PROBLEM DETAILS:
Filter task. Return each line of the material that holds the string "Спецпредложение".

---*---

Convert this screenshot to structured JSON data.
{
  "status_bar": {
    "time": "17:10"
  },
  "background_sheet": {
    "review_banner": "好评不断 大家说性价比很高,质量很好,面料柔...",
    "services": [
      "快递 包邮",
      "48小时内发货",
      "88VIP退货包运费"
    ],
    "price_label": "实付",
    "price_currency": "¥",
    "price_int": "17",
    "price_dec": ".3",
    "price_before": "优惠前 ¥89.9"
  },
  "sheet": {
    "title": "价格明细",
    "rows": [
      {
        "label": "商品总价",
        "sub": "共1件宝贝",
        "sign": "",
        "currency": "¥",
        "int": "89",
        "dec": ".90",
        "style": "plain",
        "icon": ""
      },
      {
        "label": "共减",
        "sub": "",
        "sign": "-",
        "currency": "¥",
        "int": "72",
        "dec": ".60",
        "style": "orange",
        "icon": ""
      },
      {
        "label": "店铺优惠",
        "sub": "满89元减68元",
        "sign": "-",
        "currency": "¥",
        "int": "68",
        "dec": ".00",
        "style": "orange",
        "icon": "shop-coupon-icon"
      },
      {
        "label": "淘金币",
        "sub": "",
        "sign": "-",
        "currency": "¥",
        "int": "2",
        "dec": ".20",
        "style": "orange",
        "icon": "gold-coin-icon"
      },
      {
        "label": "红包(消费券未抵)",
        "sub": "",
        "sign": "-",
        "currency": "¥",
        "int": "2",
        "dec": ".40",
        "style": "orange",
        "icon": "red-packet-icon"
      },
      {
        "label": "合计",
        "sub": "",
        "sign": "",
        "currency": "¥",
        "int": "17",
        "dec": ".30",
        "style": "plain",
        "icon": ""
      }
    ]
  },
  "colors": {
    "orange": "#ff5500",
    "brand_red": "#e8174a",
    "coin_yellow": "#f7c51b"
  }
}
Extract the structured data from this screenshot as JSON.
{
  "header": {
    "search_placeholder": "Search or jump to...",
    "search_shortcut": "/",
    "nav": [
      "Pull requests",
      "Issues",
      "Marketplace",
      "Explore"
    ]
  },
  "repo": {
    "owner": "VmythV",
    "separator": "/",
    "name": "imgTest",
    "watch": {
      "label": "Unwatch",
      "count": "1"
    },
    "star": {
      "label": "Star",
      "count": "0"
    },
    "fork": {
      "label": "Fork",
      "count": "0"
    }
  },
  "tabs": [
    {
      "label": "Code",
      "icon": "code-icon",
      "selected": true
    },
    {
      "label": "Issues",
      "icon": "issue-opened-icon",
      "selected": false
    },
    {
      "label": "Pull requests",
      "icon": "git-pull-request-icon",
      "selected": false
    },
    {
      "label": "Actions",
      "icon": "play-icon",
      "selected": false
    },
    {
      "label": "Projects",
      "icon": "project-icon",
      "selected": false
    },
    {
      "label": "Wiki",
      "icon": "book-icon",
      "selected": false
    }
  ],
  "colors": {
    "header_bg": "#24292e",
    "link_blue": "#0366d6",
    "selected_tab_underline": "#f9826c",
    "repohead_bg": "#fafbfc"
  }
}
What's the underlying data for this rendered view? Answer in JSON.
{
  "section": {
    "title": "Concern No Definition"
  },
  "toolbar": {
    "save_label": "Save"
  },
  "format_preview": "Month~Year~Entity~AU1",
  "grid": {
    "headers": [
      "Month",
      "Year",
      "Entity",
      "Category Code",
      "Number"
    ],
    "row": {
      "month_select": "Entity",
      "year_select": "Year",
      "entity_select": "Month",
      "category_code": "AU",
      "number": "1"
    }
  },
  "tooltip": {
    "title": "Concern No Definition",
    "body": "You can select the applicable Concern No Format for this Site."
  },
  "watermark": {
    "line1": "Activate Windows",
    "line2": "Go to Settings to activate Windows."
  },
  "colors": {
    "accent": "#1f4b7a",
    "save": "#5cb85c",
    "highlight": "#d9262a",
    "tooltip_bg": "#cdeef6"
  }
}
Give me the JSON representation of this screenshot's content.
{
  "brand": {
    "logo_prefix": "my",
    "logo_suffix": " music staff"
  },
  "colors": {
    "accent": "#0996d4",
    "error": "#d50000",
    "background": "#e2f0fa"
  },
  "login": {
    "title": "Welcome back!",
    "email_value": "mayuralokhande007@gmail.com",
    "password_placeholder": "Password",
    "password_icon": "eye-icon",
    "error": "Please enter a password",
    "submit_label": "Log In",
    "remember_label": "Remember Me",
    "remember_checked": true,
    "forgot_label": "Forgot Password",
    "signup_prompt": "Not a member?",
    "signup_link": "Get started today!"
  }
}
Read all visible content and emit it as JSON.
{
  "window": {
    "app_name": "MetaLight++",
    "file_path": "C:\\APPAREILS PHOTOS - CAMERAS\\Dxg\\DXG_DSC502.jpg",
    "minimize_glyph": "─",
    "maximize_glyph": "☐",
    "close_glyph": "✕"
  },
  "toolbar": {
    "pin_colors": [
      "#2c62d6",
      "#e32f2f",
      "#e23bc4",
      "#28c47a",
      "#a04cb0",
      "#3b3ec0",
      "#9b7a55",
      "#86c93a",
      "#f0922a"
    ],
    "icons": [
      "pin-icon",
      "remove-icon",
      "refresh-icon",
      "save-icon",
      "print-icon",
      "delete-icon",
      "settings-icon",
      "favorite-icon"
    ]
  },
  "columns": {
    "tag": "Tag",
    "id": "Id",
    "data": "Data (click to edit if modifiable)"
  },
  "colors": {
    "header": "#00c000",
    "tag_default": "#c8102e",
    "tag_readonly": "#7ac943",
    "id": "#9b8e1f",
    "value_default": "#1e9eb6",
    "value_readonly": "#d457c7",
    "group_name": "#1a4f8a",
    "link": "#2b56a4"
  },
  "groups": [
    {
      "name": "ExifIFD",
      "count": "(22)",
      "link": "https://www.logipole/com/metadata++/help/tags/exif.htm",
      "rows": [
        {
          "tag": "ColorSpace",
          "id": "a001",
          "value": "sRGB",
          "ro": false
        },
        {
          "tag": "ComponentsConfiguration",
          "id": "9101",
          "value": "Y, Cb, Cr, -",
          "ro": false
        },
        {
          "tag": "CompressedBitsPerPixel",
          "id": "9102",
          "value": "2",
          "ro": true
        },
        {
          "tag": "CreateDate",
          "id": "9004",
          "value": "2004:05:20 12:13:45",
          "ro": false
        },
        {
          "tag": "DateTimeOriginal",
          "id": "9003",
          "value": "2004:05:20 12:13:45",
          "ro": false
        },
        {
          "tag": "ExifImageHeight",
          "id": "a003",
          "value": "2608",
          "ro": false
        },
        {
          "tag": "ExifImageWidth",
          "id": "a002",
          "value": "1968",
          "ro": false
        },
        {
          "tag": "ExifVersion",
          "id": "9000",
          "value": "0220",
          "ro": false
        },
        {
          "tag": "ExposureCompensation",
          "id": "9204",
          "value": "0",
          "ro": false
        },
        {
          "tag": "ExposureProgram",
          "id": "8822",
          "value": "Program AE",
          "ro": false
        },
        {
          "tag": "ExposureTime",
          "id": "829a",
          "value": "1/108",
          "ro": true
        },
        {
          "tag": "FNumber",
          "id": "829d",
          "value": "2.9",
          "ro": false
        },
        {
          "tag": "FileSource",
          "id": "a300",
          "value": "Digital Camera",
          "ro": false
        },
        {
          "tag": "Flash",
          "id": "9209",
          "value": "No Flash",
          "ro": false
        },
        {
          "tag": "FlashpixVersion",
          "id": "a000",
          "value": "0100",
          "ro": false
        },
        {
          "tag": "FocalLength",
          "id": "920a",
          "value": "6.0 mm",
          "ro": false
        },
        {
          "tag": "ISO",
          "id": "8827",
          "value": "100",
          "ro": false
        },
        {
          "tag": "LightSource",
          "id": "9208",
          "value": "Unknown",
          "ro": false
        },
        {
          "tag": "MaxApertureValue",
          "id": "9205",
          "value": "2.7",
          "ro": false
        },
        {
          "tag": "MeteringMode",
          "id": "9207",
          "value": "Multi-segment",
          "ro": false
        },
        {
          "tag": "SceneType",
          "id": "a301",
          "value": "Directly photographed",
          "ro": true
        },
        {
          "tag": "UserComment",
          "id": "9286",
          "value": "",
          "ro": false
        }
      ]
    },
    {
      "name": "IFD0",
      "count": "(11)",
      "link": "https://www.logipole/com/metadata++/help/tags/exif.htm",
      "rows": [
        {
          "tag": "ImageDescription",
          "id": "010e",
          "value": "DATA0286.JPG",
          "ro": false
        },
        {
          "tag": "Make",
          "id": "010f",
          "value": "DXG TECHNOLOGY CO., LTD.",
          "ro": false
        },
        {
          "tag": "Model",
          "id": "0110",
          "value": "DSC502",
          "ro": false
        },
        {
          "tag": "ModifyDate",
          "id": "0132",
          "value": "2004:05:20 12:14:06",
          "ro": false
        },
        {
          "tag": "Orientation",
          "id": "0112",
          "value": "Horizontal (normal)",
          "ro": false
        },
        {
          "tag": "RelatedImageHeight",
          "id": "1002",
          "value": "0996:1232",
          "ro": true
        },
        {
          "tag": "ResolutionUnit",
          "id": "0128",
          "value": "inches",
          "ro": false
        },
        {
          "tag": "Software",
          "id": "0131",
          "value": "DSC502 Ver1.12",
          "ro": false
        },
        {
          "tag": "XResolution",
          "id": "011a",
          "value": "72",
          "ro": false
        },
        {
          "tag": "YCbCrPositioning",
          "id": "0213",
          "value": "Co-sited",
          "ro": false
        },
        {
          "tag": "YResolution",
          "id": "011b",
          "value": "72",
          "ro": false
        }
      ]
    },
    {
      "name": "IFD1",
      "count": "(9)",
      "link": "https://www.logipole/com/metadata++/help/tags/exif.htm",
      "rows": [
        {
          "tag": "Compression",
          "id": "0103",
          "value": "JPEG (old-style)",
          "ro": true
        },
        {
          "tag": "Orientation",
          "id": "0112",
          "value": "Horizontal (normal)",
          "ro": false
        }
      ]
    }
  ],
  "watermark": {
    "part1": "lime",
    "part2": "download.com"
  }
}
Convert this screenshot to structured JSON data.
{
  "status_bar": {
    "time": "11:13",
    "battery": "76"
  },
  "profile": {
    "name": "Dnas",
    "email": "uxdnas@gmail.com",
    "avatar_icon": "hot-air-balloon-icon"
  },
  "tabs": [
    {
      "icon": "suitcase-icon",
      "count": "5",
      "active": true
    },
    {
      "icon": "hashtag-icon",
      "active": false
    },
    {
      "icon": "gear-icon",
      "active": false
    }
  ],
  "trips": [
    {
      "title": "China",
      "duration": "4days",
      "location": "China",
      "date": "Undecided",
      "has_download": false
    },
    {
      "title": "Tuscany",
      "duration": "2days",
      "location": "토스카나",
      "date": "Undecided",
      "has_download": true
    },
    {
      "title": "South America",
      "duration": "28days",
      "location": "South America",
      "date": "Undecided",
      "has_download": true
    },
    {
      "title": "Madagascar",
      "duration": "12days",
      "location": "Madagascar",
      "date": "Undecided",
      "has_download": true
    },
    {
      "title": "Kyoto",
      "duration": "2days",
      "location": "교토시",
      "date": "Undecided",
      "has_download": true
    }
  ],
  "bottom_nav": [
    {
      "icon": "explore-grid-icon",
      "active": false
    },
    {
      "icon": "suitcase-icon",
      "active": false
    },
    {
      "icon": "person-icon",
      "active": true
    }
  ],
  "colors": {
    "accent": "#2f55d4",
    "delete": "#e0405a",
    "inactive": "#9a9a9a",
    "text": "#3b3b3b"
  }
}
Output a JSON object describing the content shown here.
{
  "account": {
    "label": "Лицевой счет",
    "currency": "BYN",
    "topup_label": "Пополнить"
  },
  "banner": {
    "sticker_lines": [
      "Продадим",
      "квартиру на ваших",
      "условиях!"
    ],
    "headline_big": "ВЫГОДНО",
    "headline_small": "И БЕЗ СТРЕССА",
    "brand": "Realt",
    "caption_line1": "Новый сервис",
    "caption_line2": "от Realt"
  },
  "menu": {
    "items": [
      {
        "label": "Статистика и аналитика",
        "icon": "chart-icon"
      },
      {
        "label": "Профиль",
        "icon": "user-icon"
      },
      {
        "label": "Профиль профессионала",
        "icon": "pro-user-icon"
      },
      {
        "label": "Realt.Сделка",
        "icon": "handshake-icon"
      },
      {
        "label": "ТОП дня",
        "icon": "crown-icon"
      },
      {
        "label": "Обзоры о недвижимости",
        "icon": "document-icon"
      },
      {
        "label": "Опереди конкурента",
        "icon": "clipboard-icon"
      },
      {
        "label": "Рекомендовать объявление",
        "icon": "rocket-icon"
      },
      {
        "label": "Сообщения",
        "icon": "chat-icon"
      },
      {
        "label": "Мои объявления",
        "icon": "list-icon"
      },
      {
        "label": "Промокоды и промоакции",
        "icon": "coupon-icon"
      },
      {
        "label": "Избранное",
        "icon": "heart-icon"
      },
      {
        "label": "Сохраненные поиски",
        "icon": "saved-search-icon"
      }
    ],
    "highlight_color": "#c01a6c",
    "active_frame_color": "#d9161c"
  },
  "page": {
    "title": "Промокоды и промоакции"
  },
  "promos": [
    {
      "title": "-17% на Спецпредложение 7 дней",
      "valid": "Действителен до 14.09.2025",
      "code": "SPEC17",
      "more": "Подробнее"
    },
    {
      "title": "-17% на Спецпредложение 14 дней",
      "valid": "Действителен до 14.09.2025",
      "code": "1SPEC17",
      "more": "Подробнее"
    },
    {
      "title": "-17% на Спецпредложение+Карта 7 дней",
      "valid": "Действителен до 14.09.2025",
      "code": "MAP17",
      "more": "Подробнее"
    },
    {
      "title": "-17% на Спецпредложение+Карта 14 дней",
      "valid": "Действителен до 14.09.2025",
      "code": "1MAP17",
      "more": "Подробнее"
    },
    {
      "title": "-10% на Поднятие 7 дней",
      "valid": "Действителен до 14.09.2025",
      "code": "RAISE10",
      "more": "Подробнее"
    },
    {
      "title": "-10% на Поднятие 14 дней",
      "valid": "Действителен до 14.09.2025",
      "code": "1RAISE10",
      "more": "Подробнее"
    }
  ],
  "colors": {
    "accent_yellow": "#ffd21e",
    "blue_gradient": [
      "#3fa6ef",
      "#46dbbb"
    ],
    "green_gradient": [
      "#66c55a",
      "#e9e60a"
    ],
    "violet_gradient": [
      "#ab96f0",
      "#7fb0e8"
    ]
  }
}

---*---

EXERCISE RESULT:
      "title": "-17% на Спецпредложение 7 дней",
      "title": "-17% на Спецпредложение 14 дней",
      "title": "-17% на Спецпредложение+Карта 7 дней",
      "title": "-17% на Спецпредложение+Карта 14 дней",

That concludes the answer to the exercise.